It was then that I took the artwork to my high school friend, Hank Biedenharn, whose family owned the local Coca Cola distributership and had faithfully supported Scouting in the past. Hank said he liked the idea but he wanted to show it to his dad. He came back a few minutes later and said “He likes it” but there would have to be one change………he wanted the Coca Cola logo to be placed on the other side of the balloon instead of another Scout logo. I knew my decision would have to come fast……..Scouting and Coca Cola are compatible……..if I don’t accept this compromise the balloon may not get built……..so I accepted on the spot. Hank wrote me a check for $9000 which was the estimated cost of half the balloon. I had decided that I wanted Raven to build the balloon because I liked their basket better…….it had more room. The next week I sent the Raven company $13,000 as the deposit to start construction of the balloon. The final cost of the first Boy Scout Balloon, that we decided to name “Trustworthy” after the first Scout Law, turned out to be $24,000. The balance of $11,000 came, after some discussion and the eventual enthusiastic concurrence of my lovely wife, Gabriella, from our own pockets to support scouting and to have an exciting family activity with our three scout sons and two infant daughters.
Trustworthy arrived in Monroe in the first week of January 1984. We ordered it through Randy Broadhead in Dallas. I wanted to learn the instruments and equipment of the Raven balloons so I went to Dallas for a ride with one of the Raven pilots, Portis Wooley. It was Portis who told me “It’s better to be on the ground wishing you were in the air than to be in the air, wishing you were on the ground”. That was a thought I carry with me today and it has kept me out of trouble many times……..I should have learned that principal of flying before my first solo flight in Monroe.

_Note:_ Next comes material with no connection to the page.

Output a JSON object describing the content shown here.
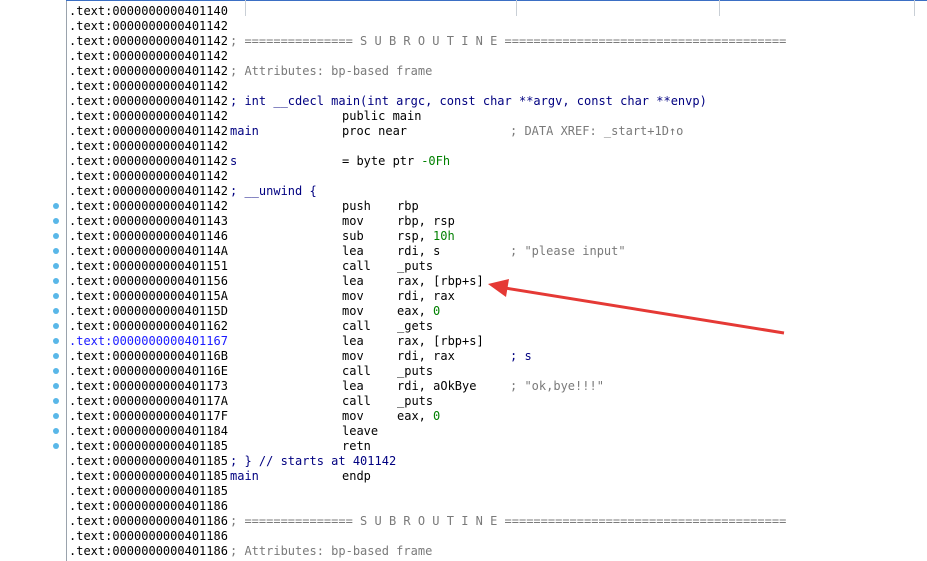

Within a few days after delivery of Trustworthy in Monroe, I received a phone call from Rob Schantz in Jacksonville, Florida. He said he’d learned I had a new Boy Scout Balloon and wondered if I would like to fly it in the Jacksonville Balloon Race which was held annually for the benefit of Scouting in the local area. He said this was important because he knew of no other “Scout” balloon. Even though I’d never flown the balloon and couldn’t make plans that quickly to go to the race, Rob convinced me to ship the envelope to him in Jacksonville for him to fly in this event to support Scouting. He agreed to take many pictures and send them to me. What he didn’t tell me was that the whole event was sponsored by Pepsi and what I neglected to tell him was that the other side of the balloon bore a humongous Coca Cola logo. As you might imagine, when the Boy Scout balloon launched at the beginning of the “hare and hound” race the Coca Cola side lit up the sky like a bad dream for the Pepsi people. Comments like “What the hell is that?” were the mildest reported at this Boy Scout event. Eventually there was some good-natured chuckling about it but they didn’t invite me to the race the next year. I do know that Hank Biedenharn got a big grin on his face when I told him about it.